Next, any protruding nails or fasteners should be made flush to the plane of the floor. Debris should then be removed from all cracks and openings between floorboards, using a flathead screwdriver or small putty knife, and a vacuum, taking care not to damage or gouge the boards. Areas of peeling or failing paint should be hand scraped and hand sanded to a feather edge. Firmly adhered paint should be left intact. In no case should a softwood floor be sanded to completely remove paint, as this process will remove all of the floor's paint history, as well as any evidence of hand planing and historic wear. After thoroughly vacuuming the floor, the surface should be washed using TSP (trisodium-phosphate) or a commercial cleaner such as "Simple Green."

Cracks and gaps often develop between floorboards as a floor ages, due to the swelling and contracting of wood responding to ambient moisture conditions. Openings one-quarter of an inch or larger may be filled prior to painting, using a flexible paste or fiber filler that can withstand the expansion and contraction cycle of the floor. A mixture of sawdust and varnish, shellac, or white glue, or hemp rope soaked in linseed oil or glue have also traditionally been used. The sawdust mixture is pressed into the gap or the soaked hemp rope is packed into the crack using a flathead screwdriver or small putty knife. A flexible poly-sulfide caulking may also be used; however, this should only be done when cracks are halfway through their expansion and contraction cycle (spring or fall). It may be necessary to fill openings larger than one-half of an inch with a pliable backing material, such as cloth or weatherstripping. Finally, minor holes, gouges and cracks can be repaired by gluing down any long splinters, then filling the crack with wood filler as described above. Once repairs have been made, the floor can be painted with an oil-based floor or deck paint applied in two or more coats to achieve a long-lasting finish.
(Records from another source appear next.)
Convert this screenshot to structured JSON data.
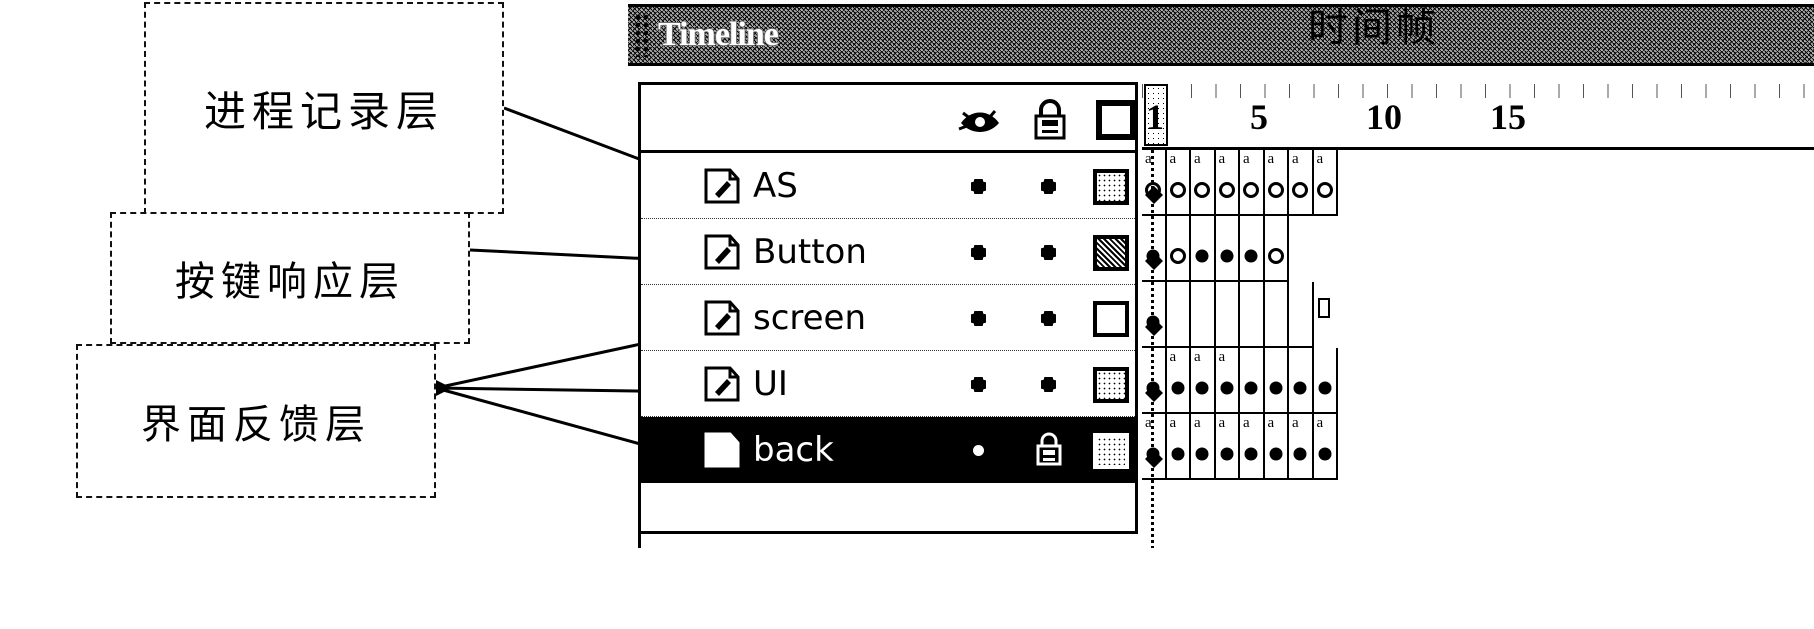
{
  "annotations": [
    {
      "id": "process-log-layer",
      "text": "进程记录层"
    },
    {
      "id": "key-response-layer",
      "text": "按键响应层"
    },
    {
      "id": "ui-feedback-layer",
      "text": "界面反馈层"
    }
  ],
  "panel": {
    "title": "Timeline",
    "chinese_overlay": "时间帧",
    "columns": {
      "eye": "eye-icon",
      "lock": "lock-icon",
      "outline": "outline-square-icon"
    }
  },
  "ruler": {
    "current_frame": "1",
    "labels": [
      "1",
      "5",
      "10",
      "15"
    ]
  },
  "layers": [
    {
      "name": "AS",
      "visible_dot": "•",
      "lock_dot": "•",
      "outline": "light",
      "selected": false
    },
    {
      "name": "Button",
      "visible_dot": "•",
      "lock_dot": "•",
      "outline": "dark",
      "selected": false
    },
    {
      "name": "screen",
      "visible_dot": "•",
      "lock_dot": "•",
      "outline": "none",
      "selected": false
    },
    {
      "name": "UI",
      "visible_dot": "•",
      "lock_dot": "•",
      "outline": "light",
      "selected": false
    },
    {
      "name": "back",
      "visible_dot": "•",
      "lock_dot": "lock-icon",
      "outline": "light",
      "selected": true
    }
  ],
  "frames": {
    "script_marker": "a",
    "rows": [
      {
        "layer": "AS",
        "cells": [
          {
            "type": "key",
            "mark": "a",
            "fill": "hollow"
          },
          {
            "type": "key",
            "mark": "a",
            "fill": "hollow"
          },
          {
            "type": "key",
            "mark": "a",
            "fill": "hollow"
          },
          {
            "type": "key",
            "mark": "a",
            "fill": "hollow"
          },
          {
            "type": "key",
            "mark": "a",
            "fill": "hollow"
          },
          {
            "type": "key",
            "mark": "a",
            "fill": "hollow"
          },
          {
            "type": "key",
            "mark": "a",
            "fill": "hollow"
          },
          {
            "type": "key",
            "mark": "a",
            "fill": "hollow"
          }
        ]
      },
      {
        "layer": "Button",
        "cells": [
          {
            "type": "key",
            "mark": "",
            "fill": "solid"
          },
          {
            "type": "key",
            "mark": "",
            "fill": "hollow"
          },
          {
            "type": "key",
            "mark": "",
            "fill": "solid"
          },
          {
            "type": "key",
            "mark": "",
            "fill": "solid"
          },
          {
            "type": "key",
            "mark": "",
            "fill": "solid"
          },
          {
            "type": "key",
            "mark": "",
            "fill": "hollow"
          }
        ]
      },
      {
        "layer": "screen",
        "cells": [
          {
            "type": "key",
            "mark": "",
            "fill": "solid"
          },
          {
            "type": "span",
            "mark": "",
            "fill": "none"
          },
          {
            "type": "span",
            "mark": "",
            "fill": "none"
          },
          {
            "type": "span",
            "mark": "",
            "fill": "none"
          },
          {
            "type": "span",
            "mark": "",
            "fill": "none"
          },
          {
            "type": "span",
            "mark": "",
            "fill": "none"
          },
          {
            "type": "span",
            "mark": "",
            "fill": "none"
          },
          {
            "type": "blank",
            "mark": "",
            "fill": "none"
          }
        ]
      },
      {
        "layer": "UI",
        "cells": [
          {
            "type": "key",
            "mark": "",
            "fill": "solid"
          },
          {
            "type": "key",
            "mark": "a",
            "fill": "solid"
          },
          {
            "type": "key",
            "mark": "a",
            "fill": "solid"
          },
          {
            "type": "key",
            "mark": "a",
            "fill": "solid"
          },
          {
            "type": "key",
            "mark": "",
            "fill": "solid"
          },
          {
            "type": "key",
            "mark": "",
            "fill": "solid"
          },
          {
            "type": "key",
            "mark": "",
            "fill": "solid"
          },
          {
            "type": "key",
            "mark": "",
            "fill": "solid"
          }
        ]
      },
      {
        "layer": "back",
        "cells": [
          {
            "type": "key",
            "mark": "a",
            "fill": "solid"
          },
          {
            "type": "key",
            "mark": "a",
            "fill": "solid"
          },
          {
            "type": "key",
            "mark": "a",
            "fill": "solid"
          },
          {
            "type": "key",
            "mark": "a",
            "fill": "solid"
          },
          {
            "type": "key",
            "mark": "a",
            "fill": "solid"
          },
          {
            "type": "key",
            "mark": "a",
            "fill": "solid"
          },
          {
            "type": "key",
            "mark": "a",
            "fill": "solid"
          },
          {
            "type": "key",
            "mark": "a",
            "fill": "solid"
          }
        ]
      }
    ]
  }
}
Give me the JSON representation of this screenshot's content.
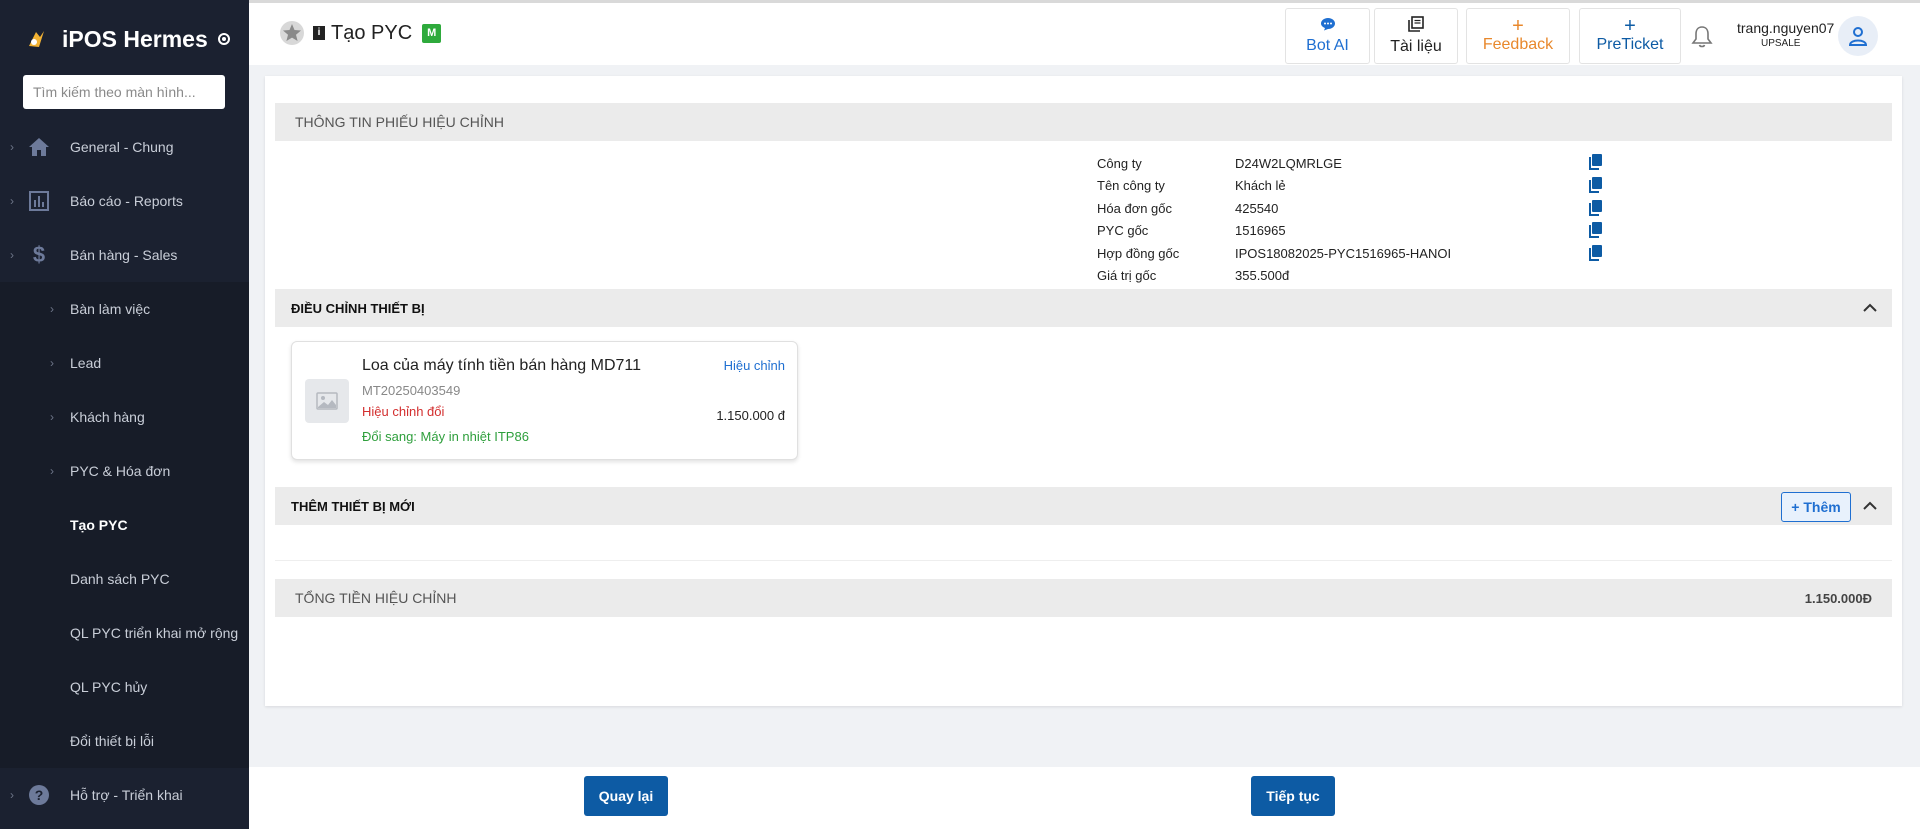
{
  "sidebar": {
    "brand": "iPOS Hermes",
    "search_placeholder": "Tìm kiếm theo màn hình...",
    "items": [
      {
        "label": "General - Chung",
        "icon": "home-icon"
      },
      {
        "label": "Báo cáo - Reports",
        "icon": "report-icon"
      },
      {
        "label": "Bán hàng - Sales",
        "icon": "dollar-icon"
      },
      {
        "label": "Bàn làm việc"
      },
      {
        "label": "Lead"
      },
      {
        "label": "Khách hàng"
      },
      {
        "label": "PYC & Hóa đơn"
      },
      {
        "label": "Tạo PYC"
      },
      {
        "label": "Danh sách PYC"
      },
      {
        "label": "QL PYC triển khai mở rộng"
      },
      {
        "label": "QL PYC hủy"
      },
      {
        "label": "Đổi thiết bị lỗi"
      },
      {
        "label": "Hỗ trợ - Triển khai",
        "icon": "help-icon"
      }
    ]
  },
  "header": {
    "title": "Tạo PYC",
    "badge": "M",
    "buttons": {
      "bot_ai": "Bot AI",
      "docs": "Tài liệu",
      "feedback": "Feedback",
      "preticket": "PreTicket"
    },
    "user": {
      "name": "trang.nguyen07",
      "role": "UPSALE"
    }
  },
  "info_section": {
    "title": "THÔNG TIN PHIẾU HIỆU CHỈNH",
    "rows": [
      {
        "label": "Công ty",
        "value": "D24W2LQMRLGE"
      },
      {
        "label": "Tên công ty",
        "value": "Khách lẻ"
      },
      {
        "label": "Hóa đơn gốc",
        "value": "425540"
      },
      {
        "label": "PYC gốc",
        "value": "1516965"
      },
      {
        "label": "Hợp đồng gốc",
        "value": "IPOS18082025-PYC1516965-HANOI"
      },
      {
        "label": "Giá trị gốc",
        "value": "355.500đ"
      }
    ]
  },
  "device_section": {
    "title": "ĐIỀU CHỈNH THIẾT BỊ",
    "item": {
      "name": "Loa của máy tính tiền bán hàng MD711",
      "code": "MT20250403549",
      "status": "Hiệu chỉnh đổi",
      "swap": "Đổi sang: Máy in nhiệt ITP86",
      "edit_label": "Hiệu chỉnh",
      "price": "1.150.000 đ"
    }
  },
  "new_section": {
    "title": "THÊM THIẾT BỊ MỚI",
    "add_label": "+ Thêm"
  },
  "total_section": {
    "title": "TỔNG TIỀN HIỆU CHỈNH",
    "value": "1.150.000Đ"
  },
  "footer": {
    "back_label": "Quay lại",
    "next_label": "Tiếp tục"
  },
  "colors": {
    "sidebar_bg": "#1b2130",
    "primary": "#0d5ba4",
    "feedback": "#e8882c",
    "link": "#1f6fd1",
    "danger": "#d32f2f",
    "success": "#2e9f3c"
  }
}
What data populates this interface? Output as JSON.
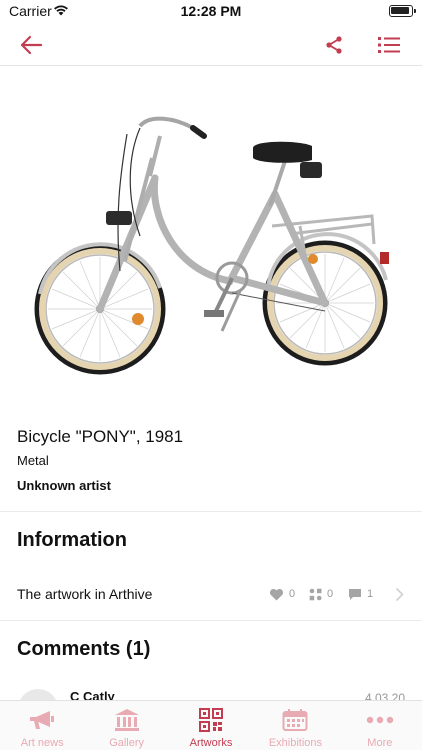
{
  "status": {
    "carrier": "Carrier",
    "time": "12:28 PM"
  },
  "colors": {
    "accent": "#c33d50",
    "accent_light": "#e8aab3",
    "divider": "#ebebeb"
  },
  "nav": {
    "back_icon": "arrow-left-icon",
    "share_icon": "share-icon",
    "menu_icon": "list-icon"
  },
  "artwork": {
    "image_alt": "bicycle photo",
    "title": "Bicycle \"PONY\", 1981",
    "medium": "Metal",
    "artist": "Unknown artist"
  },
  "information": {
    "heading": "Information",
    "label": "The artwork in Arthive",
    "likes": "0",
    "collections": "0",
    "comments": "1"
  },
  "comments": {
    "heading": "Comments (1)",
    "first_author": "C Catly",
    "first_date": "4.03.20"
  },
  "tabs": [
    {
      "label": "Art news",
      "icon": "megaphone-icon",
      "active": false
    },
    {
      "label": "Gallery",
      "icon": "museum-icon",
      "active": false
    },
    {
      "label": "Artworks",
      "icon": "qr-grid-icon",
      "active": true
    },
    {
      "label": "Exhibitions",
      "icon": "calendar-icon",
      "active": false
    },
    {
      "label": "More",
      "icon": "more-dots-icon",
      "active": false
    }
  ]
}
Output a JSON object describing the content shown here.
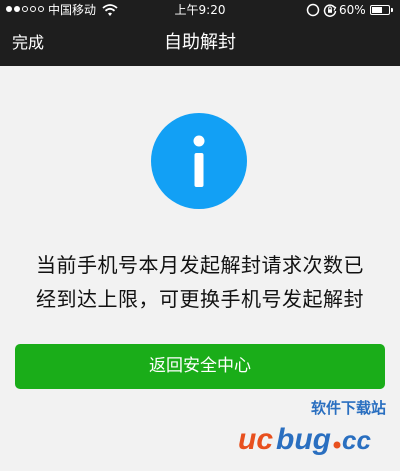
{
  "status_bar": {
    "signal_dots": {
      "filled": 2,
      "total": 5
    },
    "carrier": "中国移动",
    "wifi_icon": "wifi-icon",
    "time": "上午9:20",
    "lock_icon": "orientation-lock-icon",
    "battery_percent": "60%",
    "battery_level": 0.6
  },
  "nav": {
    "done_label": "完成",
    "title": "自助解封"
  },
  "main": {
    "icon": "info-icon",
    "icon_color": "#12a0f5",
    "message_lines": [
      "当前手机号本月发起解封请求次数已",
      "经到达上限，可更换手机号发起解封"
    ],
    "button_label": "返回安全中心",
    "button_color": "#1aad19"
  },
  "watermark": {
    "tagline": "软件下载站",
    "logo_text": "ucbug.cc"
  }
}
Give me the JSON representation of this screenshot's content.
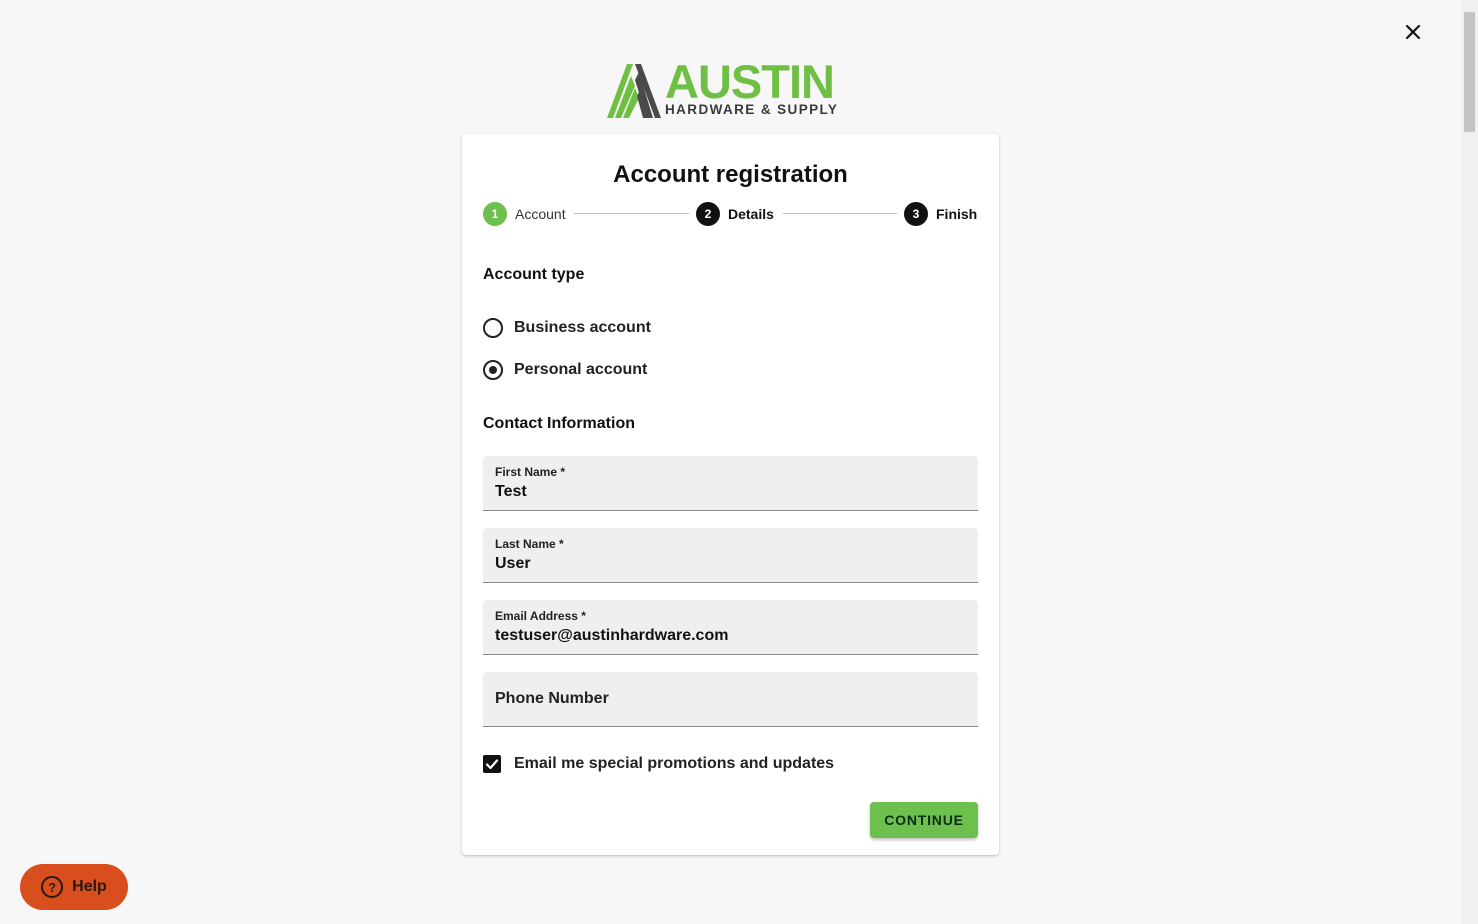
{
  "logo": {
    "brand": "AUSTIN",
    "tagline": "HARDWARE & SUPPLY",
    "brand_color": "#6fbf45"
  },
  "close_icon": "close-icon",
  "card": {
    "title": "Account registration"
  },
  "stepper": {
    "steps": [
      {
        "number": "1",
        "label": "Account",
        "color": "#6dbf4e",
        "state": "active"
      },
      {
        "number": "2",
        "label": "Details",
        "color": "#111111",
        "state": "pending"
      },
      {
        "number": "3",
        "label": "Finish",
        "color": "#111111",
        "state": "pending"
      }
    ]
  },
  "account_type": {
    "title": "Account type",
    "options": [
      {
        "label": "Business account",
        "selected": false
      },
      {
        "label": "Personal account",
        "selected": true
      }
    ]
  },
  "contact": {
    "title": "Contact Information",
    "fields": {
      "first_name": {
        "label": "First Name *",
        "value": "Test"
      },
      "last_name": {
        "label": "Last Name *",
        "value": "User"
      },
      "email": {
        "label": "Email Address *",
        "value": "testuser@austinhardware.com"
      },
      "phone": {
        "placeholder": "Phone Number",
        "value": ""
      }
    }
  },
  "promotions": {
    "label": "Email me special promotions and updates",
    "checked": true
  },
  "continue_label": "CONTINUE",
  "help": {
    "label": "Help",
    "icon": "question-circle-icon",
    "color": "#d84e1c"
  }
}
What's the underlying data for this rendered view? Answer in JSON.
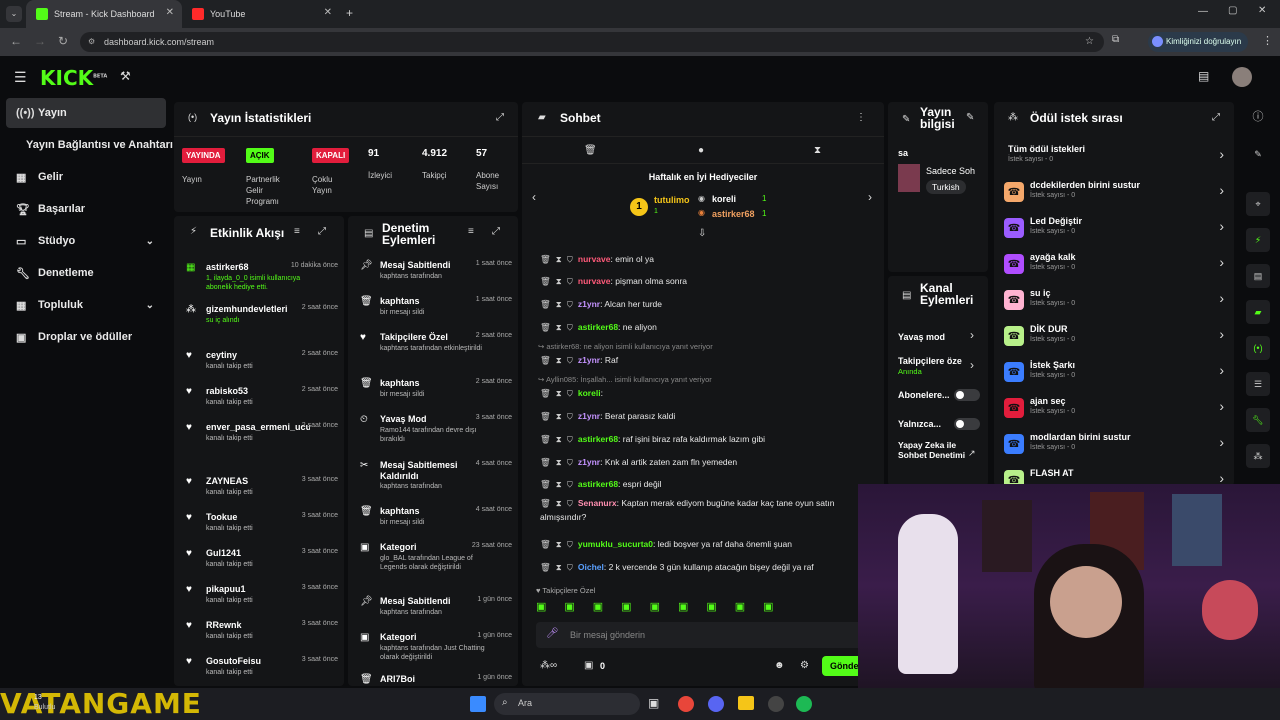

Through wear and abrasion from traffic, floors probably take more abuse than any other interior element in a house. With proper care, though, a historic softwood floor will last long into the future. An understanding of appropriate repair and treatment of historic softwood flooring is critical to the preservation of this valuable feature.

-Roberta Lane & Joseph Cornish
Stewardship Managers

Living With Historic Softwood Flooring